- Huerga, Manuel
- (1957- )Manuel Huerga came to film after developing a career as a designer and in alternative visual arts. In the 1970s, he worked on experimental shorts, and in the 1980s, he went on to direct the video department of the Miró Foundation in Barcelona, working on some avant-garde television experiences. The most important of these was Gaudí (1989), a mock documentary on the famous Catalan architect. He made a name as the director and coordinator for the opening and closing ceremonies of the 1992 Olympics in Barcelona. His first film, Antártida (Antarctica, 1995), evidenced a strong personality and an original outlook. It was a road movie about two heroin addicts that made use of a number of experimental devices and a bold approach to images.More than 10 years passed before he tackled his second feature. Salvador (2006) was based on the life story of one of the last men executed by Francisco Franco's government.
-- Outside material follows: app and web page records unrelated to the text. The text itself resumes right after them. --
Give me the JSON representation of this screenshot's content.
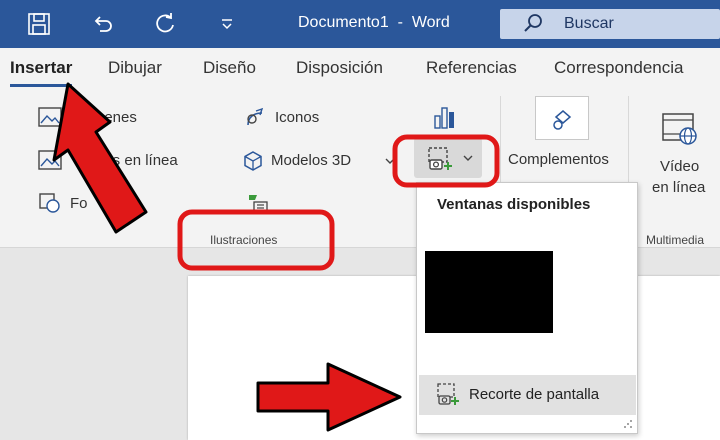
{
  "titlebar": {
    "document_title": "Documento1  -  Word",
    "search_label": "Buscar"
  },
  "tabs": [
    {
      "label": "Insertar",
      "active": true
    },
    {
      "label": "Dibujar"
    },
    {
      "label": "Diseño"
    },
    {
      "label": "Disposición"
    },
    {
      "label": "Referencias"
    },
    {
      "label": "Correspondencia"
    }
  ],
  "ribbon": {
    "illustrations": {
      "imagenes_visible": "genes",
      "imagenes_en_linea_visible": "nes en línea",
      "formas_visible": "Fo",
      "iconos": "Iconos",
      "modelos_3d": "Modelos 3D",
      "group_label": "Ilustraciones"
    },
    "complementos": "Complementos",
    "video": {
      "line1": "Vídeo",
      "line2": "en línea"
    },
    "multimedia_label": "Multimedia"
  },
  "screenshot_menu": {
    "title": "Ventanas disponibles",
    "item_label": "Recorte de pantalla"
  },
  "colors": {
    "title_bar": "#2b579a",
    "annotation_red": "#e01818"
  }
}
Again, he used a series of distancing editing devices and resorted to different textures to provide a vivid picture of complex, violent times, and as a way to reflect the ambiguities of memories.
Historical dictionary of Spanish cinema. Alberto Mira. 2010.